╭──

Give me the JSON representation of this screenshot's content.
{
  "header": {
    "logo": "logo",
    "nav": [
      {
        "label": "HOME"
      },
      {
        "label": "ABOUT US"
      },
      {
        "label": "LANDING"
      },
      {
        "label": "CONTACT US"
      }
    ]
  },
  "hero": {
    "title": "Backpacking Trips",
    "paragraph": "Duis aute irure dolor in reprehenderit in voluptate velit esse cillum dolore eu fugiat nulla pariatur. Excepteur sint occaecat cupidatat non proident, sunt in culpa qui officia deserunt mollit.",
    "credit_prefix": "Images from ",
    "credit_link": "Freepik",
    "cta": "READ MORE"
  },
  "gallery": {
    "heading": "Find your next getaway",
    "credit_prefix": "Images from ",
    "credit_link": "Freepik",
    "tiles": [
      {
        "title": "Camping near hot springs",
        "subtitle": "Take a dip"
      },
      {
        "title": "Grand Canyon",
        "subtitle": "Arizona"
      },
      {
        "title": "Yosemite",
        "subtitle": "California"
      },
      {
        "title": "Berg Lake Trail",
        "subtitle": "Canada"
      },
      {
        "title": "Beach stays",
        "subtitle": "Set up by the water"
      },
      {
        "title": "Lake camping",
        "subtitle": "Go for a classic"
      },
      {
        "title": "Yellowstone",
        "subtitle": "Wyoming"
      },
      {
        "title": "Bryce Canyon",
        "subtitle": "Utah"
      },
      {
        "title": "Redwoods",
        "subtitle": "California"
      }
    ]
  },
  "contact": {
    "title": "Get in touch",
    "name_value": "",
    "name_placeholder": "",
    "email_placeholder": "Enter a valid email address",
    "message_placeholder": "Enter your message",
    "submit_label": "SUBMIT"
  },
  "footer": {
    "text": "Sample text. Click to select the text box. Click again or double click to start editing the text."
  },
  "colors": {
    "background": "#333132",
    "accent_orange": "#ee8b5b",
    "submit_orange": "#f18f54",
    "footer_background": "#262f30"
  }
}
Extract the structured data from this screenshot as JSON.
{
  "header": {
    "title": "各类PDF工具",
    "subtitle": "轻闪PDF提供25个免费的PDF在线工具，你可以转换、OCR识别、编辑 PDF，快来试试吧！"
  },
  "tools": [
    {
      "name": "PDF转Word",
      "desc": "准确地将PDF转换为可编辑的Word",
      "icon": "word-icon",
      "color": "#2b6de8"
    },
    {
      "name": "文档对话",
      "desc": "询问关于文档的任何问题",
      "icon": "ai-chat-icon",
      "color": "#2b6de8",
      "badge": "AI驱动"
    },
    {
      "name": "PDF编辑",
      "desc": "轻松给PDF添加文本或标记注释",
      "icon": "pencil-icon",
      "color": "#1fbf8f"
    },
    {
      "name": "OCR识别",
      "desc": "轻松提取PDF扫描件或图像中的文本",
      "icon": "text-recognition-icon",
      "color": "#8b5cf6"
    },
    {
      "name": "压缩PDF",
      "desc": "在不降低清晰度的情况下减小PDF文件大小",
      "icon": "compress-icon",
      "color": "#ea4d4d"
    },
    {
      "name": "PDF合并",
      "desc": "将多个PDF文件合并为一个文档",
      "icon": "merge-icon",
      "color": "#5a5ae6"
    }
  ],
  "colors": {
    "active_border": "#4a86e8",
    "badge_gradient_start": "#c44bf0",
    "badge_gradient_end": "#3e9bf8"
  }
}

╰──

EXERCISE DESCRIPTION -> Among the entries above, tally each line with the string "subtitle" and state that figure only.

SOLUTION TO THIS EXERCISE -> 10